cooperating in large groups is a signature accomplishment of the human brain: among similar species, we are remarkably good at working together and negotiating our differences.
The Titanic remains the most haunting maritime disaster in history. But its fate, and those of the 1,500 lost souls on board, should be a call to action for all of us. Maritime history should be preserved and protected, not plundered.
I have been involved in research in this area for 17 years, since shortly after BRCA1 and BRCA2 were discovered, and I have no idea what I would do if I were a woman faced with this decision. The diagnosis of a mutation is just words on paper, but the risks they foreshadow are very real.
The ideal image many people had of the genome as a straightforward template that stamps out human beings in a predictable way was, and is, a fantasy. And this is nowhere more evident than in the case of human personality traits and mental illness.
How could we truly distinguish great science from good science? Often, we can't. Nor should we, in many cases -- although journal "impact factors" are being used to try to do just that.
In the eleven years since my youngest children were born, twin daughters, thanks to IVF, who joined a similarly IVF-enabled sister, we've scarcely discussed their scientific beginnings.
According to the Benign Violation Theory, humor has its roots in potentially negative experiences (i.e., violations) that are made to seem okay in some way (i.e., benign). That makes joke telling risky because you can fail by being too benign or by creating too much of a violation.
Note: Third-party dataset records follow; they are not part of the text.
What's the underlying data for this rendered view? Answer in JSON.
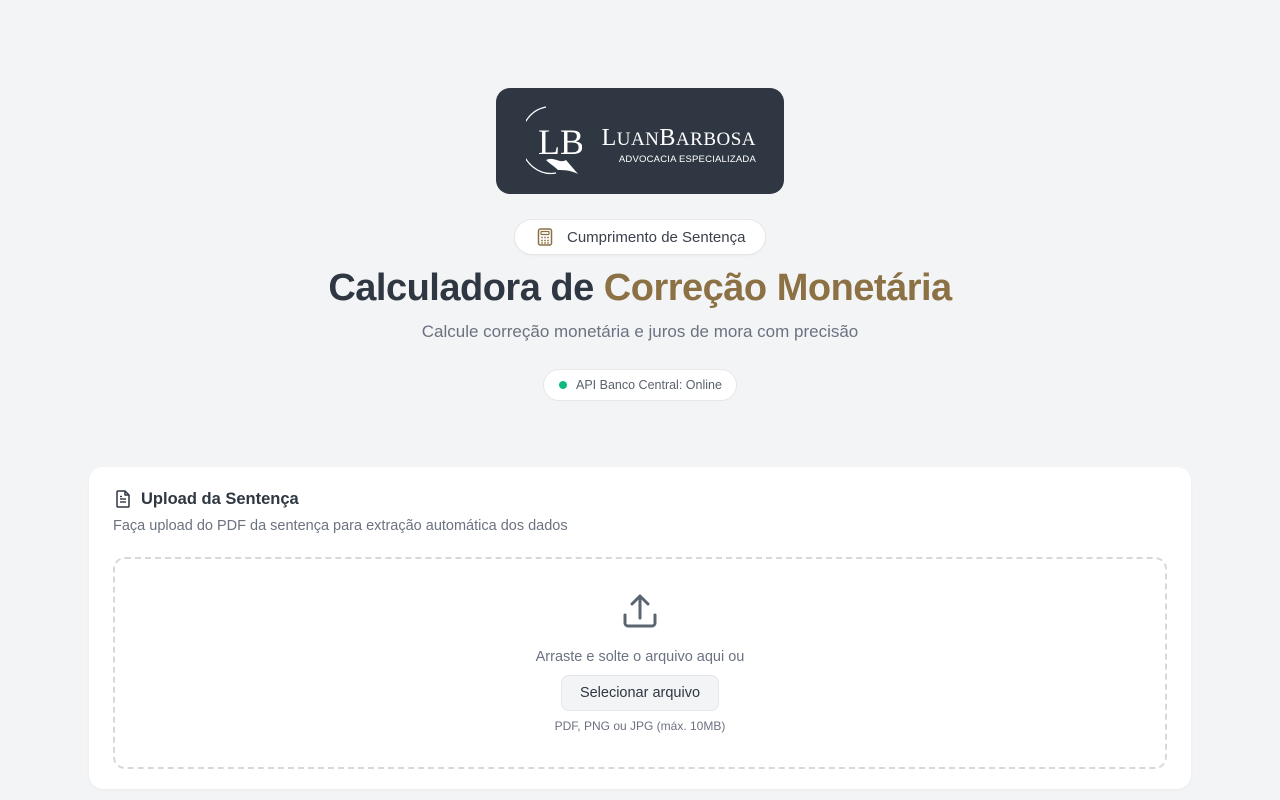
{
  "logo": {
    "monogram": "LB",
    "name_first_cap": "L",
    "name_first_rest": "UAN",
    "name_second_cap": "B",
    "name_second_rest": "ARBOSA",
    "tagline": "ADVOCACIA ESPECIALIZADA"
  },
  "header": {
    "category_label": "Cumprimento de Sentença",
    "title_main": "Calculadora de ",
    "title_accent": "Correção Monetária",
    "subtitle": "Calcule correção monetária e juros de mora com precisão",
    "api_status": "API Banco Central: Online"
  },
  "upload": {
    "title": "Upload da Sentença",
    "description": "Faça upload do PDF da sentença para extração automática dos dados",
    "drop_text": "Arraste e solte o arquivo aqui ou",
    "select_button": "Selecionar arquivo",
    "hint": "PDF, PNG ou JPG (máx. 10MB)"
  },
  "colors": {
    "accent": "#8c7145",
    "logo_background": "#2f3842",
    "status_online": "#10b981"
  },
  "icons": {
    "category": "calculator-icon",
    "card": "file-text-icon",
    "dropzone": "upload-icon"
  }
}
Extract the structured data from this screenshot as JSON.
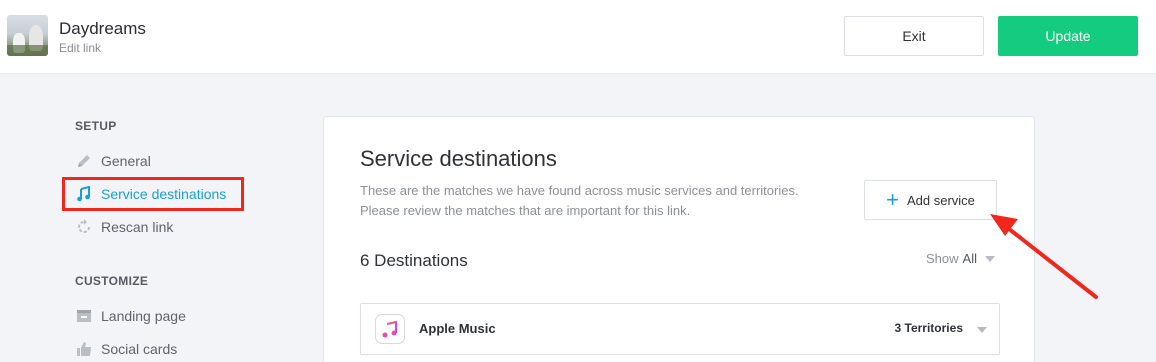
{
  "header": {
    "title": "Daydreams",
    "subtitle": "Edit link",
    "exit_label": "Exit",
    "update_label": "Update"
  },
  "sidebar": {
    "setup_heading": "SETUP",
    "setup_items": [
      {
        "label": "General",
        "icon": "pencil-icon"
      },
      {
        "label": "Service destinations",
        "icon": "music-note-icon",
        "active": true
      },
      {
        "label": "Rescan link",
        "icon": "refresh-icon"
      }
    ],
    "customize_heading": "CUSTOMIZE",
    "customize_items": [
      {
        "label": "Landing page",
        "icon": "landing-page-icon"
      },
      {
        "label": "Social cards",
        "icon": "thumbs-up-icon"
      }
    ]
  },
  "main": {
    "title": "Service destinations",
    "description": "These are the matches we have found across music services and territories. Please review the matches that are important for this link.",
    "add_service_label": "Add service",
    "destinations_count": "6 Destinations",
    "show_label": "Show",
    "show_value": "All",
    "destinations": [
      {
        "name": "Apple Music",
        "territories": "3 Territories",
        "icon": "apple-music-icon"
      }
    ]
  },
  "colors": {
    "accent": "#1aa0d8",
    "update_green": "#14cc7f",
    "annotation_red": "#f0271d"
  }
}
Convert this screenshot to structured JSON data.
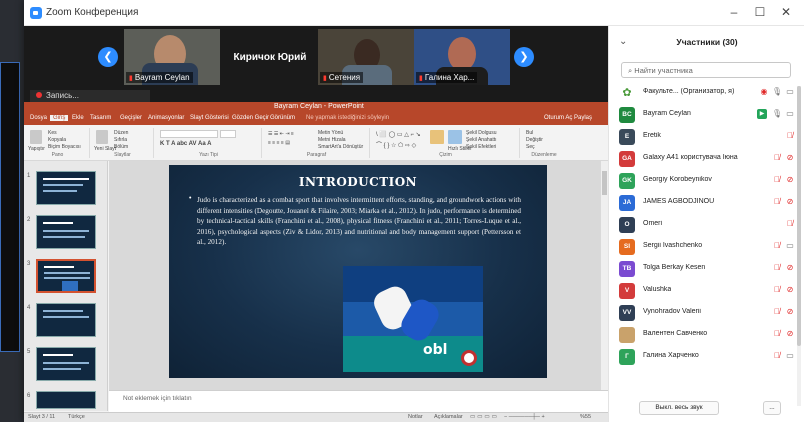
{
  "window": {
    "title": "Zoom Конференция",
    "minimize": "–",
    "maximize": "☐",
    "close": "✕"
  },
  "gallery": {
    "prev": "❮",
    "next": "❯",
    "tiles": [
      {
        "name": "Bayram Ceylan"
      },
      {
        "name": "Киричок Юрий"
      },
      {
        "name": "Сетения"
      },
      {
        "name": "Галина  Хар..."
      }
    ],
    "recording_label": "Запись..."
  },
  "powerpoint": {
    "title": "Bayram Ceylan - PowerPoint",
    "tabs": [
      "Dosya",
      "Giriş",
      "Ekle",
      "Tasarım",
      "Geçişler",
      "Animasyonlar",
      "Slayt Gösterisi",
      "Gözden Geçir",
      "Görünüm",
      "Ne yapmak istediğinizi söyleyin"
    ],
    "share": "Oturum Aç  Paylaş",
    "groups": [
      "Pano",
      "Slaytlar",
      "Yazı Tipi",
      "Paragraf",
      "Çizim",
      "Düzenleme"
    ],
    "ribbon_texts": [
      "Kes",
      "Kopyala",
      "Biçim Boyacısı",
      "Yapıştır",
      "Yeni Slayt",
      "Düzen",
      "Sıfırla",
      "Bölüm",
      "Metin Yönü",
      "Metni Hizala",
      "SmartArt'a Dönüştür",
      "Şekil Dolgusu",
      "Şekil Anahattı",
      "Şekil Efektleri",
      "Bul",
      "Değiştir",
      "Seç",
      "Düzenle",
      "Hızlı Stiller"
    ],
    "slide_numbers": [
      "1",
      "2",
      "3",
      "4",
      "5",
      "6"
    ],
    "slide": {
      "title": "INTRODUCTION",
      "body": "Judo is characterized as a combat sport that involves intermittent efforts, standing, and groundwork actions with different intensities (Degoutte, Jouanel & Filaire, 2003; Miarka et al., 2012). In judo, performance is determined by technical-tactical skills (Franchini et al., 2008), physical fitness (Franchini et al., 2011; Torres-Luque et al., 2016), psychological aspects (Ziv & Lidor, 2013) and nutritional and body management support (Pettersson et al., 2012)."
    },
    "notes_placeholder": "Not eklemek için tıklatın",
    "status_left": "Slayt 3 / 11",
    "status_lang": "Türkçe",
    "status_notes": "Notlar",
    "status_comments": "Açıklamalar",
    "status_zoom": "%55"
  },
  "participants": {
    "title": "Участники (30)",
    "search_placeholder": "Найти участника",
    "items": [
      {
        "initials": "",
        "name": "Факульте... (Организатор, я)",
        "color": "#ffffff",
        "share": false,
        "mic": "gray",
        "cam": "gray",
        "rec": true
      },
      {
        "initials": "BC",
        "name": "Bayram Ceylan",
        "color": "#1f8a3f",
        "share": true,
        "mic": "gray",
        "cam": "gray"
      },
      {
        "initials": "E",
        "name": "Eretik",
        "color": "#3a4a5a",
        "mic": "red",
        "cam": "none"
      },
      {
        "initials": "GA",
        "name": "Galaxy A41 користувача Іюна",
        "color": "#d33b3b",
        "mic": "red",
        "cam": "red"
      },
      {
        "initials": "GK",
        "name": "Georgiy Korobeynikov",
        "color": "#2ea35a",
        "mic": "red",
        "cam": "red"
      },
      {
        "initials": "JA",
        "name": "JAMES AGBODJINOU",
        "color": "#2b6bd6",
        "mic": "red",
        "cam": "red"
      },
      {
        "initials": "O",
        "name": "Omeri",
        "color": "#2f3f55",
        "mic": "red",
        "cam": "none"
      },
      {
        "initials": "SI",
        "name": "Sergii Ivashchenko",
        "color": "#e56b1f",
        "mic": "red",
        "cam": "gray"
      },
      {
        "initials": "TB",
        "name": "Tolga Berkay Kesen",
        "color": "#7b4bd1",
        "mic": "red",
        "cam": "red"
      },
      {
        "initials": "V",
        "name": "Valushka",
        "color": "#d33b3b",
        "mic": "red",
        "cam": "red"
      },
      {
        "initials": "VV",
        "name": "Vynohradov Valerii",
        "color": "#2f3f55",
        "mic": "red",
        "cam": "red"
      },
      {
        "initials": "",
        "name": "Валентен Савченко",
        "color": "#c9a26b",
        "mic": "red",
        "cam": "red"
      },
      {
        "initials": "Г",
        "name": "Галина  Харченко",
        "color": "#2ea35a",
        "mic": "red",
        "cam": "gray"
      }
    ],
    "mute_all": "Выкл. весь звук",
    "more": "..."
  }
}
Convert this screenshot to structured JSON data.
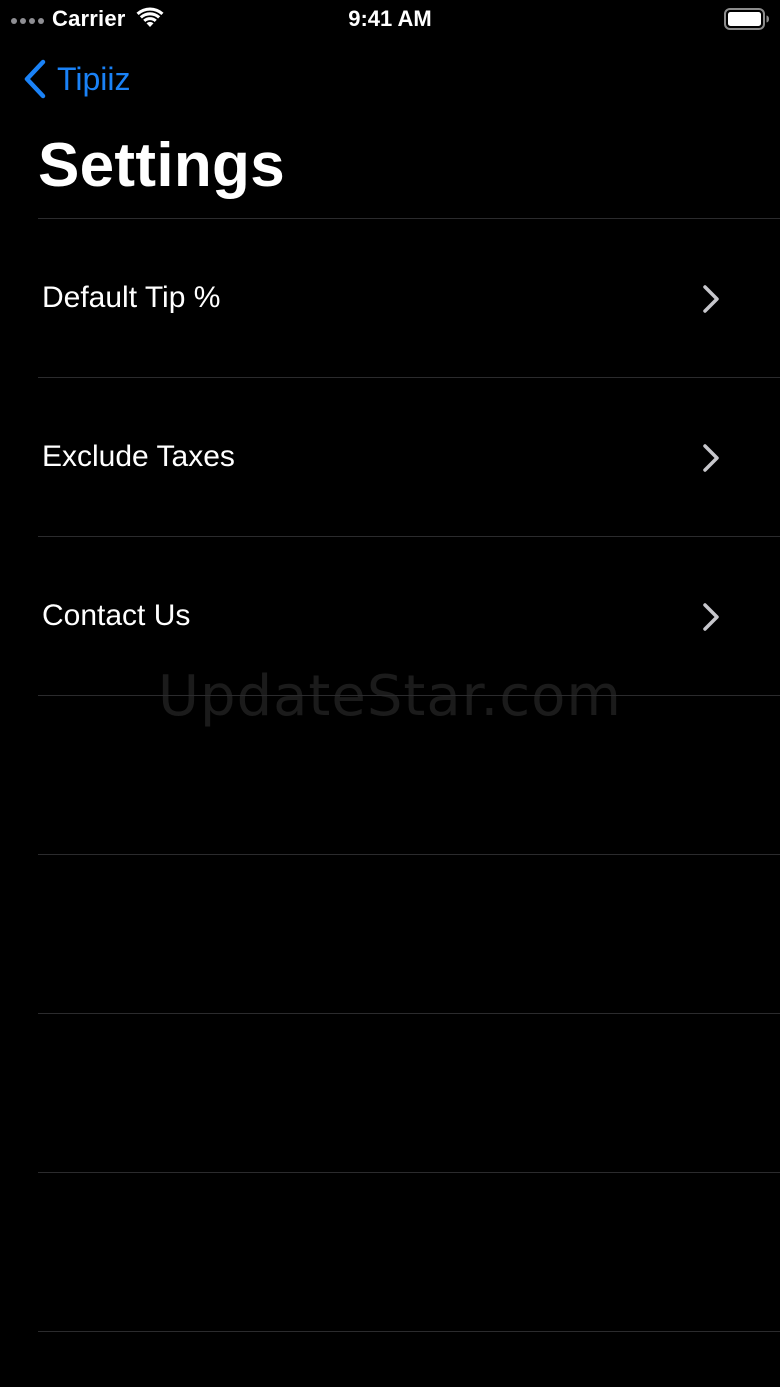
{
  "status_bar": {
    "carrier": "Carrier",
    "time": "9:41 AM",
    "icons": [
      "signal-dots-icon",
      "wifi-icon",
      "battery-icon"
    ]
  },
  "nav": {
    "back_label": "Tipiiz",
    "title": "Settings",
    "accent_color": "#1a82f7"
  },
  "settings": {
    "items": [
      {
        "label": "Default Tip %",
        "icon": "chevron-right-icon"
      },
      {
        "label": "Exclude Taxes",
        "icon": "chevron-right-icon"
      },
      {
        "label": "Contact Us",
        "icon": "chevron-right-icon"
      }
    ],
    "empty_rows": 4
  },
  "watermark": "UpdateStar.com"
}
There is an order or organization in destructive human behavior which can be illuminated with research and clinical observation -- and can have many implications for intervention. Neuroscience is providing a major piece of the puzzle towards this understanding -- but only a piece.
Rather than simply cheating -- trying to gain from another's cooperative behaviour without behaving cooperatively yourself -- lying adds another way of operating. By misleading the other individual, one can trick that individual into cooperating.
In our efforts to solve difficult social problems in particular, we rely too heavily on reason and numbers and econometrics, and not often enough on empathy. And by empathy I don't just mean our emotions, and I certainly don't mean feeling sorry -- that's sympathy.
Your chance of winning the lottery on a single ticket is one in 175 million. That seems tiny, and it is. In fact, it's so small that it is difficult for us to grasp. Understanding how small this number is provides the key to understanding how likely -- or unlikely -- it is you will become the next big winner of the Powerball jackpot.
My recommendation for clinicians is simple. Don't use DSM-5 -- there is nothing official about it, nothing especially helpful in it, and all the codes you need for reimbursement are already available for free on the Internet or in DSM-IV.
Celebrities often set trends: they show us what to wear, create hairstyles, and inspire tattoos. But when it comes to your health it is important to know the facts before joining a trend.
What had I seen? Was it a species as yet undescribed by science? In places as remote as the Weddell Sea, it is quite possible to come across unknown animals, but it is also very difficult to know for sure that what you have found is really new.
AMP v. Myriad Genetics is important because Myriad genetics holds patents for the breast cancer associated genes (BRCA1 and BRCA2), and only they can legally examine these fragments of DNA from your body.
Biology has guaranteed that the energy of youth will erupt with each new generation. The question is, how should we deal with it?
This process of cellular alchemy is still in its infancy. It is one of the most exciting new areas in the field of regenerative medicine, because it shows how plastic cells are.
Compiling a detailed volume on all the primates of the world had been attempted a few times in the past, but never in a way that captured the full diversity of these creatures. I decided I would take on this task.
Vittorio Gallese's latest interdisciplinary connection: mirror neurons and cinema. Why is it that we become so immersed when watching a film? What goes on inside our brains to create this empathetic connection with the screen?